WASHINGTON, Dec 19 (Reuters) - The International Monetary Fund’s No. 2 official said he welcomed Poland’s interest in renewing its $30 billion credit line with the fund, and would push the board to approve it early next year.
David Lipton, the IMF’s First Deputy Managing Director, said Poland had expressed interest in a second credit line with the IMF after their current arrangement expires in January.
Central Europe’s largest economy is expected to slow in 2013, while the Eastern European country has “significant” external financing needs, the IMF said.
In November, the Fund cut its growth forecast for Poland to just under 2 percent from 3.2 percent earlier this year as the country is buffeted by weak export demand from Europe, which has also crimped consumption and private investment.
Growth around 2 percent is a good performance by European Union standards but it is painful for Poland, an emerging country that has enjoyed uninterrupted and robust expansion for the past two decades.
While Poland still has strong economic policies, a precautionary credit line from the IMF could ease investor concerns and protect Poland against external shocks, Lipton added.

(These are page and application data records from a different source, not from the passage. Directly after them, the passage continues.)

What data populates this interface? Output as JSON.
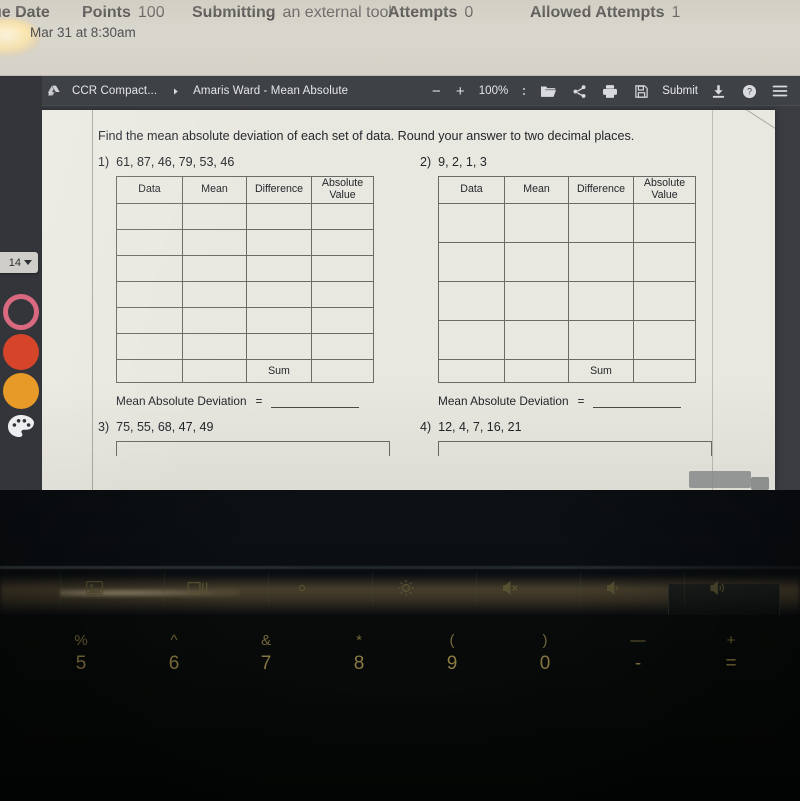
{
  "lms_header": {
    "due_date_label": "ue Date",
    "due_date_value": "Mar 31 at 8:30am",
    "points_label": "Points",
    "points_value": "100",
    "submitting_label": "Submitting",
    "submitting_value": "an external tool",
    "attempts_label": "Attempts",
    "attempts_value": "0",
    "allowed_attempts_label": "Allowed Attempts",
    "allowed_attempts_value": "1"
  },
  "toolbar": {
    "search_icon": "search-icon",
    "drive_icon": "google-drive-icon",
    "folder_name": "CCR Compact...",
    "chevron_icon": "chevron-right-icon",
    "doc_title": "Amaris Ward - Mean Absolute",
    "zoom_out_label": "−",
    "zoom_in_label": "+",
    "zoom_level": "100%",
    "more_icon": "more-vertical-icon",
    "open_icon": "open-folder-icon",
    "share_icon": "share-icon",
    "print_icon": "print-icon",
    "save_icon": "save-disk-icon",
    "submit_label": "Submit",
    "download_icon": "download-icon",
    "help_icon": "help-circle-icon",
    "menu_icon": "hamburger-menu-icon"
  },
  "rail": {
    "size_value": "14",
    "size_caret_icon": "chevron-down-icon",
    "swatch_ring_color": "#d9697f",
    "swatch_red_color": "#d6442a",
    "swatch_orange_color": "#e79a28",
    "palette_icon": "color-palette-icon"
  },
  "worksheet": {
    "instructions": "Find the mean absolute deviation of each set of data. Round your answer to two decimal places.",
    "table_headers": [
      "Data",
      "Mean",
      "Difference",
      "Absolute Value"
    ],
    "sum_label": "Sum",
    "mad_label": "Mean Absolute Deviation",
    "equals": "=",
    "problems": [
      {
        "number": "1)",
        "data": "61, 87, 46, 79, 53, 46",
        "rows": 6
      },
      {
        "number": "2)",
        "data": "9, 2, 1, 3",
        "rows": 4
      },
      {
        "number": "3)",
        "data": "75, 55, 68, 47, 49",
        "rows": 5
      },
      {
        "number": "4)",
        "data": "12, 4, 7, 16, 21",
        "rows": 5
      }
    ]
  },
  "keyboard": {
    "function_keys": [
      "screen-mirror-icon",
      "window-layout-icon",
      "brightness-down-icon",
      "brightness-up-icon",
      "mute-icon",
      "volume-down-icon",
      "volume-up-icon"
    ],
    "number_row": [
      {
        "symbol": "%",
        "digit": "5"
      },
      {
        "symbol": "^",
        "digit": "6"
      },
      {
        "symbol": "&",
        "digit": "7"
      },
      {
        "symbol": "*",
        "digit": "8"
      },
      {
        "symbol": "(",
        "digit": "9"
      },
      {
        "symbol": ")",
        "digit": "0"
      },
      {
        "symbol": "—",
        "digit": "-"
      },
      {
        "symbol": "+",
        "digit": "="
      }
    ]
  }
}
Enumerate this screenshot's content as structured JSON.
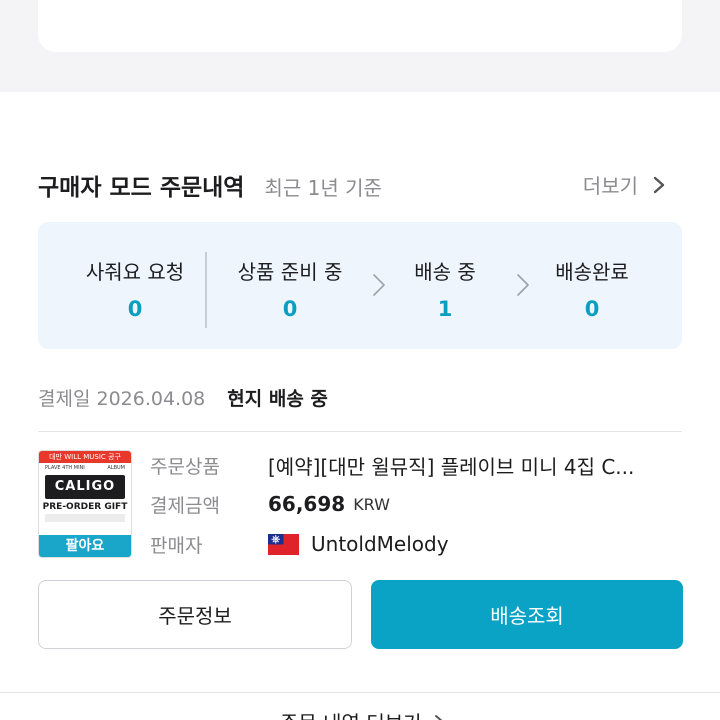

“I therefore intend to move ahead rapidly in seeking approval by the fund’s Executive Board of Poland’s request early in 2013,” he said in a statement.